Relating data to unit process involves determining the reference flow for each unit process and relating the data for inputs and outputs to this flow. The reference flow for each included unit process have usually already been determined in the work with constructing and finalising the flow chart, as this is the flows that connects the processes with each other, also named intermediate product flows. All inputs of raw material and energy and all outputs for each unit process should be related to the specific reference flow that have been determined. In this work, it may be necessary to allocate the inputs and outputs between products (see above).
The normalisation of data to the functional unit involves scaling the inputs and outputs to each unit process to the functional unit defined for the study. In practice, this means that the contribution from each unit process to the functional unit is determined.
Basically, this normalisation is performed according to the following:
1. Calculate scaling factors of each unit process by using the flow chart and the inputs and outputs data for each included unit process. The scaling factors represents the amount of intermediate product flows needed to produce the functional unit. Note the scaling factor in the flow chart. Be careful about situations where e.g. electricity or other products are used in several included unit processes. Scaling factors for transports are usually derived by multiplying the amount of material transported with the distance that the material is transported.
2. Scale each unit process to the functional unit. The scaling factors are used to scale all inputs and outputs for each included unit process. This is done by multiplying the inputs and outputs for each unit process with the corresponding scaling factor. The scaled unit processes delivers the amount of material needed to produce the functional unit.
The next step in the inventory is to aggregate the inputs and outputs for all included unit processes.
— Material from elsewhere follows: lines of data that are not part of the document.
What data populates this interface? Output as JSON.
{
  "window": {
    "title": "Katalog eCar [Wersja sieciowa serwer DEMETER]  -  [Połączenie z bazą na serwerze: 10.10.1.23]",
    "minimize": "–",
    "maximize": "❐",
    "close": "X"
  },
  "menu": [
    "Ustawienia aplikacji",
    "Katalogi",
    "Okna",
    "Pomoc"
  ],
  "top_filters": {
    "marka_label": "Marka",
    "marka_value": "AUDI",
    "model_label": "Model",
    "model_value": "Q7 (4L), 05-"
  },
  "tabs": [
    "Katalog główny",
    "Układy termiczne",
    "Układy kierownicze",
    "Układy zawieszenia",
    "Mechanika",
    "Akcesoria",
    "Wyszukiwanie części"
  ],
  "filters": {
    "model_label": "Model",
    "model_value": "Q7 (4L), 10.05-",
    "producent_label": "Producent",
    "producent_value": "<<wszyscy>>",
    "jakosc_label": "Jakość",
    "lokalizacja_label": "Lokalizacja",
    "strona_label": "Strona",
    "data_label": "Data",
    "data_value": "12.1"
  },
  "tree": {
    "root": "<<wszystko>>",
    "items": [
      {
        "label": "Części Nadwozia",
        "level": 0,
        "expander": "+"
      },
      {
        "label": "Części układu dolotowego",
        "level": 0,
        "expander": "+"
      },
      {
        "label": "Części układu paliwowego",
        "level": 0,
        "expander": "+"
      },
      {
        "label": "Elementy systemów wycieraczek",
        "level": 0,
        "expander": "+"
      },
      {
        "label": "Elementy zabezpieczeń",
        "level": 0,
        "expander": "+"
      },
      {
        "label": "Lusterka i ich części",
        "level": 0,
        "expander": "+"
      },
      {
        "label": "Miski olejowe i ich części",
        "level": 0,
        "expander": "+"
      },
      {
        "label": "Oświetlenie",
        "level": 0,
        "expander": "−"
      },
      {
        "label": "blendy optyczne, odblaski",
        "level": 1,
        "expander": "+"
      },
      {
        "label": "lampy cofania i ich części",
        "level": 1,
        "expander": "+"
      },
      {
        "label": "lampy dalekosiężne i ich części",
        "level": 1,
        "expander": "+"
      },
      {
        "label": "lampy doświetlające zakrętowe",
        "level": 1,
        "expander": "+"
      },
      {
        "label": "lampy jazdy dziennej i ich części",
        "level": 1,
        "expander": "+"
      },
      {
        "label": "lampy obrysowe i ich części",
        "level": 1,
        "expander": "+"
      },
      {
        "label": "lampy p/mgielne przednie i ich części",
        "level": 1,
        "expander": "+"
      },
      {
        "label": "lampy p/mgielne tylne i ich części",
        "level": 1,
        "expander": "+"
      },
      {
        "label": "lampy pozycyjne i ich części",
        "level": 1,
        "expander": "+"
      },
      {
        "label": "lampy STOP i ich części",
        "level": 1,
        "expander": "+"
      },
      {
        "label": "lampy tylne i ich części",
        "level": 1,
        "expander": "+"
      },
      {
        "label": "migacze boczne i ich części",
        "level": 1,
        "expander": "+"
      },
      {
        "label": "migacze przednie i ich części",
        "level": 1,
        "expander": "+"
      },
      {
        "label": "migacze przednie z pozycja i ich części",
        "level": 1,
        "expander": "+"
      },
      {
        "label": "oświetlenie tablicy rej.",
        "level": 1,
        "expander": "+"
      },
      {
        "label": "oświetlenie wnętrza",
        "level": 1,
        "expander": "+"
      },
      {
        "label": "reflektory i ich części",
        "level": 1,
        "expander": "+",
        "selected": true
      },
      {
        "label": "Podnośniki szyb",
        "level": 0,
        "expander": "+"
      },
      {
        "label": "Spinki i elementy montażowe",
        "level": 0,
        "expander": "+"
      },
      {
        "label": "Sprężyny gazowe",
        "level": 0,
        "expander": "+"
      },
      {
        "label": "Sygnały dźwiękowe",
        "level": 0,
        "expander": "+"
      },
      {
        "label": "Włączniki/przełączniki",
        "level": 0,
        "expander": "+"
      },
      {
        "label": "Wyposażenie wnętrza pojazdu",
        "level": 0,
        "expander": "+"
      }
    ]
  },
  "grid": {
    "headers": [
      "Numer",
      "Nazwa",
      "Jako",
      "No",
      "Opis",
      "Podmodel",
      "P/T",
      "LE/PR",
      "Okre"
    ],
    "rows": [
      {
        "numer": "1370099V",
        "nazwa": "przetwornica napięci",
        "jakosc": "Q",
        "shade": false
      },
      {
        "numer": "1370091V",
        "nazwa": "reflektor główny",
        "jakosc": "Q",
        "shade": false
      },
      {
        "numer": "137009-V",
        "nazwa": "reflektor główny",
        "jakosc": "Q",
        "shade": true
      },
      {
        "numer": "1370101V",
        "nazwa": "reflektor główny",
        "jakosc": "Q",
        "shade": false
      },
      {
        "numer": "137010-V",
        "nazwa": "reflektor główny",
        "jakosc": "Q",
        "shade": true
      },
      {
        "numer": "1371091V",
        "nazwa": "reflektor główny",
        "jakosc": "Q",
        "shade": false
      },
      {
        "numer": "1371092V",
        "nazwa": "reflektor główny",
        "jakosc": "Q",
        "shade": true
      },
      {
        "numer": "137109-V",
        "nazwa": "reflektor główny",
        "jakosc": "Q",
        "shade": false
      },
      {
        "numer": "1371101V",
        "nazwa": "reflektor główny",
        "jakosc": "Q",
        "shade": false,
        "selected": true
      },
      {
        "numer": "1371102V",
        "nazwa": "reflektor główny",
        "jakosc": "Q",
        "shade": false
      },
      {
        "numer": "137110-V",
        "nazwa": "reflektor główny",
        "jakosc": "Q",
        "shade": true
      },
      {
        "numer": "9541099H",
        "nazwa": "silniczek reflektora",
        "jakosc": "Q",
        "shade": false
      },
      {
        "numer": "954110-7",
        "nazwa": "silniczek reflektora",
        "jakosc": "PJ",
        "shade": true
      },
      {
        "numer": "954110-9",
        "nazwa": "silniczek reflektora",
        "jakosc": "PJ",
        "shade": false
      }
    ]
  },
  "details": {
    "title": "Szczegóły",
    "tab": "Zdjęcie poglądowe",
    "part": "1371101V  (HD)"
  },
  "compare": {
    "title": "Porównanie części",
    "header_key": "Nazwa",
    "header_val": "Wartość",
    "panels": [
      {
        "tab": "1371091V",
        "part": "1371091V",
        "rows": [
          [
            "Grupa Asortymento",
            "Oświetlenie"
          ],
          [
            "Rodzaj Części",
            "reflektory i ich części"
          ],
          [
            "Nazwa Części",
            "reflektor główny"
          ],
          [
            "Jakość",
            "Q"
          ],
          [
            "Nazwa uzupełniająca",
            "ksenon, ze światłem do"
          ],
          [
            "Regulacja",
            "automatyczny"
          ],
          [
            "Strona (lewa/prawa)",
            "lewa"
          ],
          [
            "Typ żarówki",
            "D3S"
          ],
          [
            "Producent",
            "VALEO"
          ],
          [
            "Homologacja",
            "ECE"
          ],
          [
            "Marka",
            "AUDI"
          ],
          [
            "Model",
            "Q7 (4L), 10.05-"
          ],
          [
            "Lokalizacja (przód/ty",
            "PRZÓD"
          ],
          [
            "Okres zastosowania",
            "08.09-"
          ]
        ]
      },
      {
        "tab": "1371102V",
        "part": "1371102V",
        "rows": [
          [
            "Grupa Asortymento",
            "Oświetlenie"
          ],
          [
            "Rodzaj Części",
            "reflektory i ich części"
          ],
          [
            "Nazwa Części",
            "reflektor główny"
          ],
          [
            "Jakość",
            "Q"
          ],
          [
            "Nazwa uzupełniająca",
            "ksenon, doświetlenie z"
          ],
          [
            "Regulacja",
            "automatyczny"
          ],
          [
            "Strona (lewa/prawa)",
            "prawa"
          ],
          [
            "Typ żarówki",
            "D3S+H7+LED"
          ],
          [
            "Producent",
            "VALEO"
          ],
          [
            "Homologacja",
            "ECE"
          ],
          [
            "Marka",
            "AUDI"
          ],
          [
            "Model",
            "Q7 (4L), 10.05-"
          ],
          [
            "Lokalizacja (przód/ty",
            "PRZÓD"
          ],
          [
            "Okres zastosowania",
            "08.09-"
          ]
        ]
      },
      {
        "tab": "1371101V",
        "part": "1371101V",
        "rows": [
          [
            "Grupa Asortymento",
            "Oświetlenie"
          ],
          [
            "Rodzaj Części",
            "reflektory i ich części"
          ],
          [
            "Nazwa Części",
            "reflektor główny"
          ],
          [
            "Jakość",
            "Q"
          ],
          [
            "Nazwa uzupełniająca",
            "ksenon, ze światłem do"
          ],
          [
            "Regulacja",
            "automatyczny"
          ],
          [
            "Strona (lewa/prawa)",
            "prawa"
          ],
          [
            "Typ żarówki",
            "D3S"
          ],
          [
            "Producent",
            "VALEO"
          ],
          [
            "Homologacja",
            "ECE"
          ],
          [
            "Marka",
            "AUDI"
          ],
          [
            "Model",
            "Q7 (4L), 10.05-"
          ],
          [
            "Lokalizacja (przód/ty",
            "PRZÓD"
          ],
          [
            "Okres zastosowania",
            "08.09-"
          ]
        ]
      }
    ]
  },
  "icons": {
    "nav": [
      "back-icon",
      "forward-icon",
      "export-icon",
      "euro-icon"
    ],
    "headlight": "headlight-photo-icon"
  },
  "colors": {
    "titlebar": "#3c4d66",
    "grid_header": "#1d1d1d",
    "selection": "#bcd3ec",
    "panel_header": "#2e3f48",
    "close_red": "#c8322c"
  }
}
In practice this means using the data normalised to the functional unit (i.e. the scaled unit processes) and aggregate inputs and outputs where the substance and environmental consequence are the same. For example, CO2 emissions to air from all included unit processes are added together into the total CO2 emission to air for the product system. This is the inventory result for the product system.
An example of how the inventory result may look like for the example of product system for a nitrogen fertiliser (see picture above) is given in the table. Please note that this is only a fictitious example.
Refining system boundaries
Having finalised the inventory results, a sensitivity analysis should be performed to assess the significance of the result and the input data. The sensitivity analysis can e.g. involve an analysis of which parts of the life cycle that have a large contribution to the overall results and whether the data used as basis for these parts is of sufficient quality to meet the goal of the study. Based on the results from this, it may be necessary to go back to the goal and scope and refine the system boundaries. This could for example involve improving some data or changing the scope of the study. This reflects the iterative nature of LCA.